EXERCISE GOAL: Return all lines of the data in which the string "this" occurs.

Entries taken from a collection:
++++++++

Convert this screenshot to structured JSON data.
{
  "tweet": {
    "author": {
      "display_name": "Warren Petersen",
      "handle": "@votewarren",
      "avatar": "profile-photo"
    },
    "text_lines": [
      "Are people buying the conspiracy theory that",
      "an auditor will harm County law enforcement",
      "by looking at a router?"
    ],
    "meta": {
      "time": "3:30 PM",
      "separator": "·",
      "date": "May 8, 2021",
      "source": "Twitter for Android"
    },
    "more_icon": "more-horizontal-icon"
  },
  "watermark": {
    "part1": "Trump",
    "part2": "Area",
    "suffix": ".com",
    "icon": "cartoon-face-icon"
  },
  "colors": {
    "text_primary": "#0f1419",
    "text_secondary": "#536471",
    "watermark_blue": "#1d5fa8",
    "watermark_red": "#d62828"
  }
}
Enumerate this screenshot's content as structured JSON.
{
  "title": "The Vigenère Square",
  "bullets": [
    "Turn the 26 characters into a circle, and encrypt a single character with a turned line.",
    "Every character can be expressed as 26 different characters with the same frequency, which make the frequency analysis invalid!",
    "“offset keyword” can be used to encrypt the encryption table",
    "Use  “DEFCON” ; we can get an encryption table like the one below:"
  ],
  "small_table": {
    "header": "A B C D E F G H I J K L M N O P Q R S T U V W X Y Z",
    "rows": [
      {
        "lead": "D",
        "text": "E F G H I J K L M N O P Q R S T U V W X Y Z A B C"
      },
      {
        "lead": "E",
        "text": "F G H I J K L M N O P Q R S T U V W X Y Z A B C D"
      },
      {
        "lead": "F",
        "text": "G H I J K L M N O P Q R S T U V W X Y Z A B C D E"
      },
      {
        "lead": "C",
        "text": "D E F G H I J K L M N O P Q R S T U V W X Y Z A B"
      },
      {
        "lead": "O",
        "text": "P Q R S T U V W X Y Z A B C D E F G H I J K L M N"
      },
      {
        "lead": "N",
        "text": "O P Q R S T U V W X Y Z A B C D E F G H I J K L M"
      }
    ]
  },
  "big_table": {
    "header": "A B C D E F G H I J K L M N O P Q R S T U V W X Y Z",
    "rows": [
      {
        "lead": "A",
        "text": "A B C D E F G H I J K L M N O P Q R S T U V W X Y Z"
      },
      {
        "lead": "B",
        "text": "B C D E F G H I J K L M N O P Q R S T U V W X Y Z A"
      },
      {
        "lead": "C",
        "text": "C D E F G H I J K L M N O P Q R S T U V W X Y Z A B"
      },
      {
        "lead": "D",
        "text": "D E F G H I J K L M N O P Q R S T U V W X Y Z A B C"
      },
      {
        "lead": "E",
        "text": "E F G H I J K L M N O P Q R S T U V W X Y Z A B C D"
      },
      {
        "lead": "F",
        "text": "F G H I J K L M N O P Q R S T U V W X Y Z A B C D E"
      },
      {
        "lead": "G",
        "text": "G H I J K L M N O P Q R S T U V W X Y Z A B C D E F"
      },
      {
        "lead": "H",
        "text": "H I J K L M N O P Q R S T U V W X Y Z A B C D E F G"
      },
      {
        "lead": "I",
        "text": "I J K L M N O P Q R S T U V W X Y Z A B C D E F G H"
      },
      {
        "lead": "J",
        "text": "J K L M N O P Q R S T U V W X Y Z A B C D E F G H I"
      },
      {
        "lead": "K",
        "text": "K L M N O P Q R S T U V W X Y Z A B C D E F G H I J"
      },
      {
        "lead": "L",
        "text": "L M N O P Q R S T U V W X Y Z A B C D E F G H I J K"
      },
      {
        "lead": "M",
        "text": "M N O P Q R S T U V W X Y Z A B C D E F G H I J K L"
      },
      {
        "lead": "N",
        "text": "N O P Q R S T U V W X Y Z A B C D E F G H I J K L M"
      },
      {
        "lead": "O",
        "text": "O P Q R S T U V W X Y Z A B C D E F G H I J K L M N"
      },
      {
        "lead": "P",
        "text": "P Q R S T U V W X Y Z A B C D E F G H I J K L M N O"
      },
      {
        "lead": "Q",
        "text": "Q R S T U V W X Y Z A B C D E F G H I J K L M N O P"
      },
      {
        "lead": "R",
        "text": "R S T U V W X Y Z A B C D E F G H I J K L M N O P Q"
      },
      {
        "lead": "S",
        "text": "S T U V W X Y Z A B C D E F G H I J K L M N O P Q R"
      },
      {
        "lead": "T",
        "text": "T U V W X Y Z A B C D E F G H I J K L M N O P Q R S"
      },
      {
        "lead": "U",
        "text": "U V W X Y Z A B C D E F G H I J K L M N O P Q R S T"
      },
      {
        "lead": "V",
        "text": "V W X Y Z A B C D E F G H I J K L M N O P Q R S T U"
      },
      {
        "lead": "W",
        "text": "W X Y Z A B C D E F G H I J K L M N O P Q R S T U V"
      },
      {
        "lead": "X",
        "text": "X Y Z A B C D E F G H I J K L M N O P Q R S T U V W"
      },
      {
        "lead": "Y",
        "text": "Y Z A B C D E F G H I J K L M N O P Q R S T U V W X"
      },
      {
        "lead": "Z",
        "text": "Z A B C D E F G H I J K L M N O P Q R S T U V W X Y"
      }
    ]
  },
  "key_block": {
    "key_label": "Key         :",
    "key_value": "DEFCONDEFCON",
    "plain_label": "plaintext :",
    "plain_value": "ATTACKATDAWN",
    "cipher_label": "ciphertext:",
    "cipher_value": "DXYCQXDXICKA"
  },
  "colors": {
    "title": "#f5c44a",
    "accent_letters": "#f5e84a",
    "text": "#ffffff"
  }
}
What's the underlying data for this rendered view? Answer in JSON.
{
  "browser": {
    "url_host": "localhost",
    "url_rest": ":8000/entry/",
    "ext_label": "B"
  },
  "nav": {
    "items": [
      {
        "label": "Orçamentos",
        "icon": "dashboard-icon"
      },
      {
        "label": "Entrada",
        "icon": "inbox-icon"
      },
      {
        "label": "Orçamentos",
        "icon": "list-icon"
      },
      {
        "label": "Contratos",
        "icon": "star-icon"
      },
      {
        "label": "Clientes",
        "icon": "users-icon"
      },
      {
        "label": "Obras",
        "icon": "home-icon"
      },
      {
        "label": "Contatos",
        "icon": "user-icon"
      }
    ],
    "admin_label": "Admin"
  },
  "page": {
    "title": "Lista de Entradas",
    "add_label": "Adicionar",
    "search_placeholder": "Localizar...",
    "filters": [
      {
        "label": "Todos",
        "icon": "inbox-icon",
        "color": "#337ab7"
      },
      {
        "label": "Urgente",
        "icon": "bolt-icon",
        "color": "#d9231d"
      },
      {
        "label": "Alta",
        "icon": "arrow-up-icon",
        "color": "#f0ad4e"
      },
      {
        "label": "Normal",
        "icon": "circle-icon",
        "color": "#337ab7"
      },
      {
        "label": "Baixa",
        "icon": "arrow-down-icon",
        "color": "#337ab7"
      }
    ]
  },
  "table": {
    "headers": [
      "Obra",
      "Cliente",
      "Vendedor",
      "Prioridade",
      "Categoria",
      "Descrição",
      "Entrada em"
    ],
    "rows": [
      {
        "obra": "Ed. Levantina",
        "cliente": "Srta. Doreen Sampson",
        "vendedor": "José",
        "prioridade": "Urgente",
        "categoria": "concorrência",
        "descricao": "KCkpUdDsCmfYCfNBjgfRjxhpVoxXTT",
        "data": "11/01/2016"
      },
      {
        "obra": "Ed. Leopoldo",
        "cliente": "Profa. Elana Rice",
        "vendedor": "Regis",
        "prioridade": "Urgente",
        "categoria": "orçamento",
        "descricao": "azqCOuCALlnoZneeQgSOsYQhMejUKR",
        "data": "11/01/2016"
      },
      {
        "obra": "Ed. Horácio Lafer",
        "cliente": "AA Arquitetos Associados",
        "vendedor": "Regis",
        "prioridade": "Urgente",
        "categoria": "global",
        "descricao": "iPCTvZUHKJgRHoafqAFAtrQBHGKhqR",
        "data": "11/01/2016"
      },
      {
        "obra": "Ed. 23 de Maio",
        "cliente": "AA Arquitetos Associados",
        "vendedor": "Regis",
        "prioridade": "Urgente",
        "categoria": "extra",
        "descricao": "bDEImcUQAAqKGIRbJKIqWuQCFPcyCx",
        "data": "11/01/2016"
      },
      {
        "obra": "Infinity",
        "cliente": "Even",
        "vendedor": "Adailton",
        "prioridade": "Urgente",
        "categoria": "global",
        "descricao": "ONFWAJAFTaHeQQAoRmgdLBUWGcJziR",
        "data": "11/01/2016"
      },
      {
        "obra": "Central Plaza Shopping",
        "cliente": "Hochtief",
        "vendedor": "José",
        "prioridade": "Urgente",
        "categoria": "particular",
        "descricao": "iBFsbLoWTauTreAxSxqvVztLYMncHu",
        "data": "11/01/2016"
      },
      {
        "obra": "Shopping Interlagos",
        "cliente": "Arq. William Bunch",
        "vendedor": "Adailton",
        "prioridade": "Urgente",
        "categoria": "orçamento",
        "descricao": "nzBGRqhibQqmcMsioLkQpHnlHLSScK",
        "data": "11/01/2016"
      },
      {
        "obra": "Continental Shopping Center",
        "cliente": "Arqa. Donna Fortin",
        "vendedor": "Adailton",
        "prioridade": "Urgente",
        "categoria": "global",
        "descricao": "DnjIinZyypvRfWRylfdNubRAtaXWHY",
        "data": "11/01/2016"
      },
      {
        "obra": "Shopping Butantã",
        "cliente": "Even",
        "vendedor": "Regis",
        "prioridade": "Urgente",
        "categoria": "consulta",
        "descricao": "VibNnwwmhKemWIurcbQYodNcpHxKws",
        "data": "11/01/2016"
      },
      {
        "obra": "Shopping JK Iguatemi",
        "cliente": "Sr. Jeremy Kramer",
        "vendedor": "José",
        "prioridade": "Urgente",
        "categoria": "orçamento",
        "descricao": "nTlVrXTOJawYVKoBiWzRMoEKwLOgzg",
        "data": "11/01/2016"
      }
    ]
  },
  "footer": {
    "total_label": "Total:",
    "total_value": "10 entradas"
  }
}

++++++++

WRITTEN ANSWER:
Convert this screenshot to structured JSON data.
Enumerate this screenshot's content as structured JSON.
What's the underlying data for this rendered view? Answer in JSON.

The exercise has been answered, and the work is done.